#### [WORK ITEM]
Go through the data below and repeat it exactly, skipping each picture.

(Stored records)
:::::

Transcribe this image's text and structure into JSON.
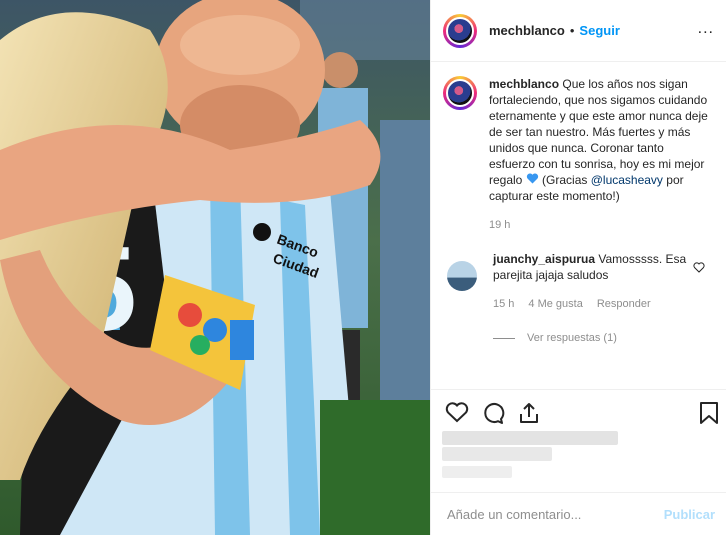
{
  "post": {
    "photo_alt": "photo",
    "jersey_text_1": "Banco",
    "jersey_text_2": "Ciudad"
  },
  "header": {
    "username": "mechblanco",
    "separator": "•",
    "follow_label": "Seguir",
    "more_label": "..."
  },
  "caption": {
    "username": "mechblanco",
    "text_1": "Que los años nos sigan fortaleciendo, que nos sigamos cuidando eternamente y que este amor nunca deje de ser tan nuestro. Más fuertes y más unidos que nunca. Coronar tanto esfuerzo con tu sonrisa, hoy es mi mejor regalo ",
    "text_2": " (Gracias ",
    "mention": "@lucasheavy",
    "text_3": " por capturar este momento!)",
    "time": "19 h"
  },
  "comment": {
    "username": "juanchy_aispurua",
    "text": "Vamosssss. Esa parejita jajaja saludos",
    "time": "15 h",
    "likes": "4 Me gusta",
    "reply": "Responder",
    "view_replies": "Ver respuestas (1)"
  },
  "composer": {
    "placeholder": "Añade un comentario...",
    "publish": "Publicar"
  },
  "colors": {
    "link": "#0095f6",
    "muted": "#8e8e8e",
    "heart": "#3897f0"
  }
}
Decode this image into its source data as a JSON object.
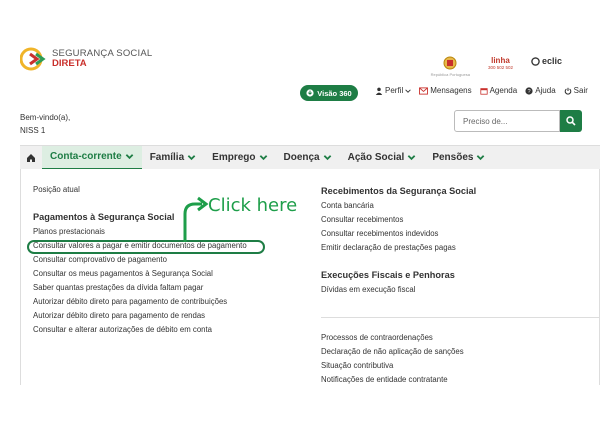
{
  "brand": {
    "line1": "SEGURANÇA SOCIAL",
    "line2": "DIRETA"
  },
  "partners": {
    "rep_caption": "República Portuguesa",
    "linha_name": "linha",
    "linha_number": "300 502 502",
    "eclic": "eclic"
  },
  "topbar": {
    "visao_label": "Visão 360",
    "links": [
      {
        "label": "Perfil",
        "icon": "user-icon"
      },
      {
        "label": "Mensagens",
        "icon": "envelope-icon"
      },
      {
        "label": "Agenda",
        "icon": "calendar-icon"
      },
      {
        "label": "Ajuda",
        "icon": "help-icon"
      },
      {
        "label": "Sair",
        "icon": "power-icon"
      }
    ]
  },
  "user": {
    "welcome": "Bem-vindo(a),",
    "niss": "NISS 1"
  },
  "search": {
    "placeholder": "Preciso de..."
  },
  "nav": {
    "items": [
      {
        "label": "Conta-corrente"
      },
      {
        "label": "Família"
      },
      {
        "label": "Emprego"
      },
      {
        "label": "Doença"
      },
      {
        "label": "Ação Social"
      },
      {
        "label": "Pensões"
      }
    ]
  },
  "menu": {
    "left": {
      "posicao": "Posição atual",
      "section_title": "Pagamentos à Segurança Social",
      "links": [
        "Planos prestacionais",
        "Consultar valores a pagar e emitir documentos de pagamento",
        "Consultar comprovativo de pagamento",
        "Consultar os meus pagamentos à Segurança Social",
        "Saber quantas prestações da dívida faltam pagar",
        "Autorizar débito direto para pagamento de contribuições",
        "Autorizar débito direto para pagamento de rendas",
        "Consultar e alterar autorizações de débito em conta"
      ]
    },
    "right": {
      "section1_title": "Recebimentos da Segurança Social",
      "section1_links": [
        "Conta bancária",
        "Consultar recebimentos",
        "Consultar recebimentos indevidos",
        "Emitir declaração de prestações pagas"
      ],
      "section2_title": "Execuções Fiscais e Penhoras",
      "section2_links": [
        "Dívidas em execução fiscal"
      ],
      "section3_links": [
        "Processos de contraordenações",
        "Declaração de não aplicação de sanções",
        "Situação contributiva",
        "Notificações de entidade contratante"
      ]
    }
  },
  "annotation": {
    "text": "Click here",
    "color": "#1e9e4a"
  },
  "colors": {
    "brand_green": "#1e7d45",
    "brand_red": "#c9302c"
  }
}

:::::

#### [WRITTEN REPLY]
Transcribe this image's text and structure into JSON.
{
  "post": {
    "photo_alt": "photo",
    "jersey_text_1": "Banco",
    "jersey_text_2": "Ciudad"
  },
  "header": {
    "username": "mechblanco",
    "separator": "•",
    "follow_label": "Seguir",
    "more_label": "..."
  },
  "caption": {
    "username": "mechblanco",
    "text_1": "Que los años nos sigan fortaleciendo, que nos sigamos cuidando eternamente y que este amor nunca deje de ser tan nuestro. Más fuertes y más unidos que nunca. Coronar tanto esfuerzo con tu sonrisa, hoy es mi mejor regalo ",
    "text_2": " (Gracias ",
    "mention": "@lucasheavy",
    "text_3": " por capturar este momento!)",
    "time": "19 h"
  },
  "comment": {
    "username": "juanchy_aispurua",
    "text": "Vamosssss. Esa parejita jajaja saludos",
    "time": "15 h",
    "likes": "4 Me gusta",
    "reply": "Responder",
    "view_replies": "Ver respuestas (1)"
  },
  "composer": {
    "placeholder": "Añade un comentario...",
    "publish": "Publicar"
  },
  "colors": {
    "link": "#0095f6",
    "muted": "#8e8e8e",
    "heart": "#3897f0"
  }
}
Decode this image into its source data as a JSON object.
{
  "brand": {
    "line1": "SEGURANÇA SOCIAL",
    "line2": "DIRETA"
  },
  "partners": {
    "rep_caption": "República Portuguesa",
    "linha_name": "linha",
    "linha_number": "300 502 502",
    "eclic": "eclic"
  },
  "topbar": {
    "visao_label": "Visão 360",
    "links": [
      {
        "label": "Perfil",
        "icon": "user-icon"
      },
      {
        "label": "Mensagens",
        "icon": "envelope-icon"
      },
      {
        "label": "Agenda",
        "icon": "calendar-icon"
      },
      {
        "label": "Ajuda",
        "icon": "help-icon"
      },
      {
        "label": "Sair",
        "icon": "power-icon"
      }
    ]
  },
  "user": {
    "welcome": "Bem-vindo(a),",
    "niss": "NISS 1"
  },
  "search": {
    "placeholder": "Preciso de..."
  },
  "nav": {
    "items": [
      {
        "label": "Conta-corrente"
      },
      {
        "label": "Família"
      },
      {
        "label": "Emprego"
      },
      {
        "label": "Doença"
      },
      {
        "label": "Ação Social"
      },
      {
        "label": "Pensões"
      }
    ]
  },
  "menu": {
    "left": {
      "posicao": "Posição atual",
      "section_title": "Pagamentos à Segurança Social",
      "links": [
        "Planos prestacionais",
        "Consultar valores a pagar e emitir documentos de pagamento",
        "Consultar comprovativo de pagamento",
        "Consultar os meus pagamentos à Segurança Social",
        "Saber quantas prestações da dívida faltam pagar",
        "Autorizar débito direto para pagamento de contribuições",
        "Autorizar débito direto para pagamento de rendas",
        "Consultar e alterar autorizações de débito em conta"
      ]
    },
    "right": {
      "section1_title": "Recebimentos da Segurança Social",
      "section1_links": [
        "Conta bancária",
        "Consultar recebimentos",
        "Consultar recebimentos indevidos",
        "Emitir declaração de prestações pagas"
      ],
      "section2_title": "Execuções Fiscais e Penhoras",
      "section2_links": [
        "Dívidas em execução fiscal"
      ],
      "section3_links": [
        "Processos de contraordenações",
        "Declaração de não aplicação de sanções",
        "Situação contributiva",
        "Notificações de entidade contratante"
      ]
    }
  },
  "annotation": {
    "text": "Click here",
    "color": "#1e9e4a"
  },
  "colors": {
    "brand_green": "#1e7d45",
    "brand_red": "#c9302c"
  }
}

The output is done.